Thursday, July 26, 2012

Broken Cars

Have you ever been driving a car when the engine seizes up?  I haven't, but my husband and son both have.  I happen to know it's a pretty bad situation as cars go.  The car stops, and it doesn't start up again.  Not until you dump every last cent you have into it, and then some.

After you seize up an engine, it feels like you are attuned to every tiny buzz, scrape, or whine that your car engine makes.  Your heart leaps up into your throat.  Is it happening again?  Maybe it isn't really fixed after all.  And all the money is gone.

As time and the car roll along for a bit, you relax.  You hear the little noises under the hood, and you're less likely to panic.  It's probably nothing major...probably nothing at all.  And of course you're right.  Usually it's nothing.

The more time that goes by, the more distant the memory of the seizing engine.  The odds of it happening again seem remote.  You find yourself barely thinking of it, and unless something major goes wrong, the memory continues to fade.

Life is like that sometimes.  The longer we go between stressful situations, the more likely we are to begin to believe they will never crop up again.  We're basically shocked when the car breaks down again.  It just doesn't seem right to have to keep fixing the same old stuff.  But it does, and we do.
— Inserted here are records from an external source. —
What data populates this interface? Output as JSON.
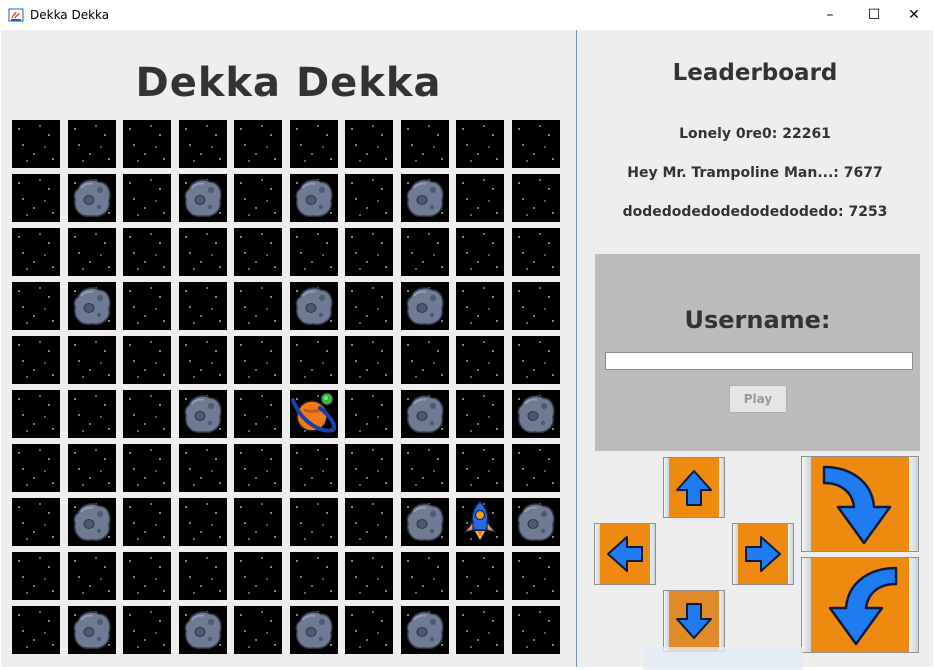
{
  "window": {
    "title": "Dekka Dekka",
    "controls": {
      "minimize": "–",
      "maximize": "☐",
      "close": "✕"
    }
  },
  "game": {
    "title": "Dekka Dekka",
    "grid": [
      "..........",
      ".A.A.A.A..",
      "..........",
      ".A...A.A..",
      "..........",
      "...A.P.A.A",
      "..........",
      ".A.....ASA",
      "..........",
      ".A.A.A.A.."
    ],
    "legend": {
      ".": "empty-space",
      "A": "asteroid",
      "P": "planet",
      "S": "rocket"
    }
  },
  "leaderboard": {
    "title": "Leaderboard",
    "entries": [
      "Lonely 0re0: 22261",
      "Hey Mr. Trampoline Man...: 7677",
      "dodedodedodedodedodedo: 7253"
    ]
  },
  "login": {
    "label": "Username:",
    "username_value": "",
    "play_label": "Play"
  },
  "controls": {
    "up": "arrow-up-icon",
    "down": "arrow-down-icon",
    "left": "arrow-left-icon",
    "right": "arrow-right-icon",
    "rotate_cw": "rotate-clockwise-icon",
    "rotate_ccw": "rotate-counterclockwise-icon",
    "accent": "#ee8a10",
    "arrow_color": "#1e7cf0"
  }
}
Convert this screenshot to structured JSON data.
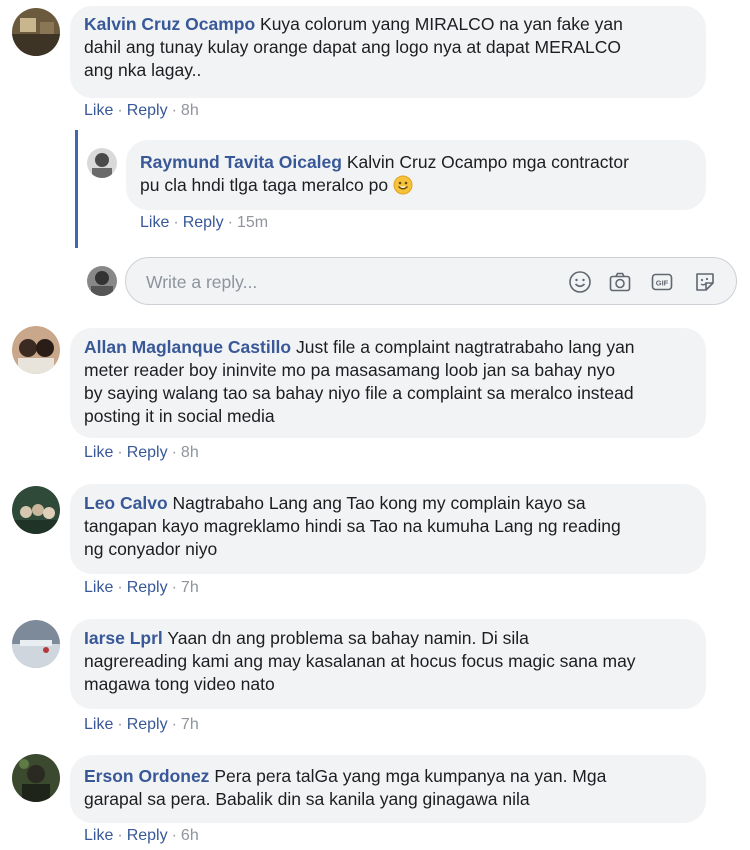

And that's about it.  No great words of wisdom here...just the simple acknowledgement that this is the way of our lives, from the time we become responsible for ourselves until the grave.  In a way it's kind of beautiful.  I'm not saying it's particularly nice to drain your savings account to keep your car on the road.  But fixing things I mean.  Finding out what's wrong and figuring out what to do to make it work.  Catching a ride with a friend while your car is in the shop.  Walking to town instead.  

1 comment:

Michelina Douglass said...

“It just doesn't seem right to have to keep fixing the same old stuff. But it does, and we do.” Well, each individual has his/her own preferences, right? For as long as you think that you’re getting more advantages in keeping your old car with you, then no worries. But do take time to evaluate whether it’s about time to entertain the prospect of getting a new one. :)

Michelina Douglass